+++ LISTED ENTRIES +++

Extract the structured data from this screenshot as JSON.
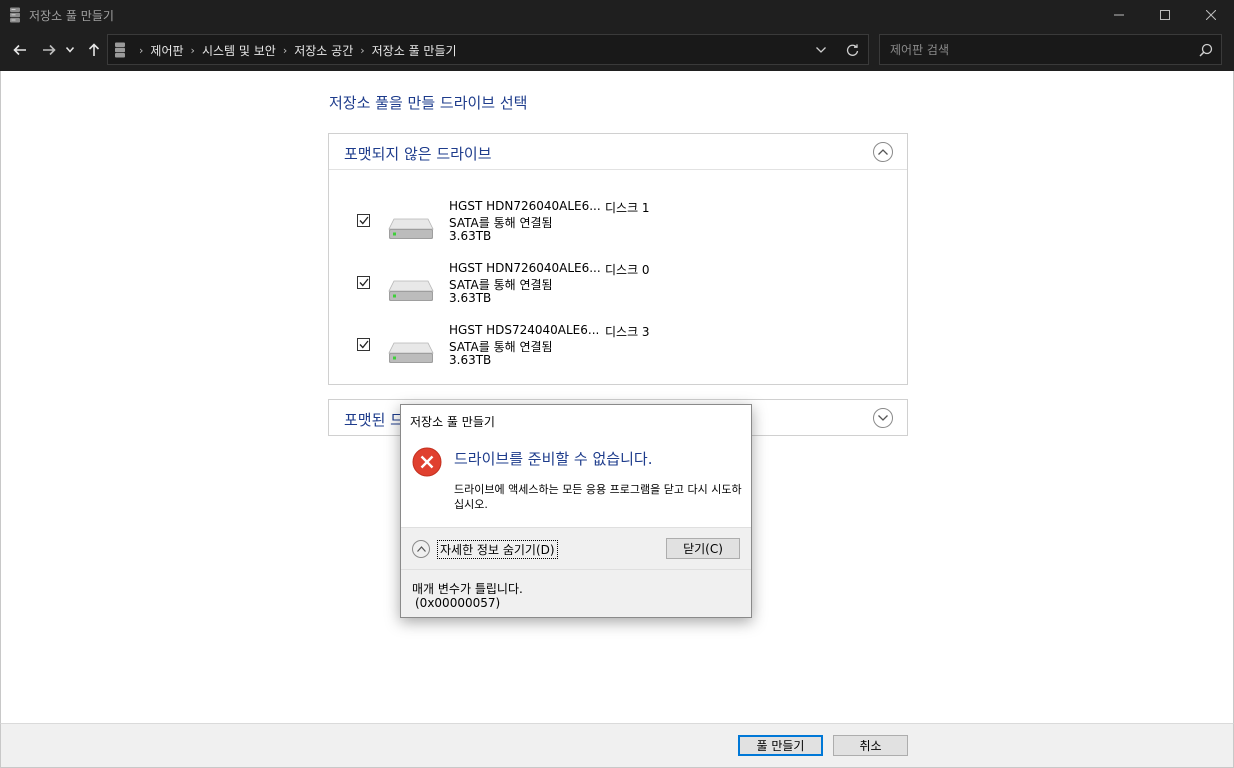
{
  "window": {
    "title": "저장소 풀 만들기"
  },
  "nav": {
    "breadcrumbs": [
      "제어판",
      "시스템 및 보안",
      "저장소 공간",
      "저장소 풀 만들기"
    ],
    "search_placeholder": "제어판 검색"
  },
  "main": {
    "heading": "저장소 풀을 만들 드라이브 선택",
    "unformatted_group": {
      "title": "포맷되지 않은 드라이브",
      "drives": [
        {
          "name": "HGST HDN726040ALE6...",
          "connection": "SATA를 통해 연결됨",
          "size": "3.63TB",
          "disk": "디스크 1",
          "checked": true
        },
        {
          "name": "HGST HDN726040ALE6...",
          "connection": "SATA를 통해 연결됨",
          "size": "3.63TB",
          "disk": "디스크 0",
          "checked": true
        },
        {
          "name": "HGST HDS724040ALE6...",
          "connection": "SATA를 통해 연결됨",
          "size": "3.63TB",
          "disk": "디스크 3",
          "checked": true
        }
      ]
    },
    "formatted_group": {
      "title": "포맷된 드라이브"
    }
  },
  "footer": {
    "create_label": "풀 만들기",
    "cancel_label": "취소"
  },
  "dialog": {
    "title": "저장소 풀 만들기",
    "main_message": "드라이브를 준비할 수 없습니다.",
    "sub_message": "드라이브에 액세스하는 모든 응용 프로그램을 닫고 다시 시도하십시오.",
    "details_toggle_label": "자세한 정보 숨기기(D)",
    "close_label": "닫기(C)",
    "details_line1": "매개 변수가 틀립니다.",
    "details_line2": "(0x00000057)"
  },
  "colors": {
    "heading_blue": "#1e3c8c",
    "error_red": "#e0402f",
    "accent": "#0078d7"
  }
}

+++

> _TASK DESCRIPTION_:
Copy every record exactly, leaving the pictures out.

> _TASK OUTPUT_:
Extract the structured data from this screenshot as JSON.
{
  "window": {
    "title": "저장소 풀 만들기"
  },
  "nav": {
    "breadcrumbs": [
      "제어판",
      "시스템 및 보안",
      "저장소 공간",
      "저장소 풀 만들기"
    ],
    "search_placeholder": "제어판 검색"
  },
  "main": {
    "heading": "저장소 풀을 만들 드라이브 선택",
    "unformatted_group": {
      "title": "포맷되지 않은 드라이브",
      "drives": [
        {
          "name": "HGST HDN726040ALE6...",
          "connection": "SATA를 통해 연결됨",
          "size": "3.63TB",
          "disk": "디스크 1",
          "checked": true
        },
        {
          "name": "HGST HDN726040ALE6...",
          "connection": "SATA를 통해 연결됨",
          "size": "3.63TB",
          "disk": "디스크 0",
          "checked": true
        },
        {
          "name": "HGST HDS724040ALE6...",
          "connection": "SATA를 통해 연결됨",
          "size": "3.63TB",
          "disk": "디스크 3",
          "checked": true
        }
      ]
    },
    "formatted_group": {
      "title": "포맷된 드라이브"
    }
  },
  "footer": {
    "create_label": "풀 만들기",
    "cancel_label": "취소"
  },
  "dialog": {
    "title": "저장소 풀 만들기",
    "main_message": "드라이브를 준비할 수 없습니다.",
    "sub_message": "드라이브에 액세스하는 모든 응용 프로그램을 닫고 다시 시도하십시오.",
    "details_toggle_label": "자세한 정보 숨기기(D)",
    "close_label": "닫기(C)",
    "details_line1": "매개 변수가 틀립니다.",
    "details_line2": "(0x00000057)"
  },
  "colors": {
    "heading_blue": "#1e3c8c",
    "error_red": "#e0402f",
    "accent": "#0078d7"
  }
}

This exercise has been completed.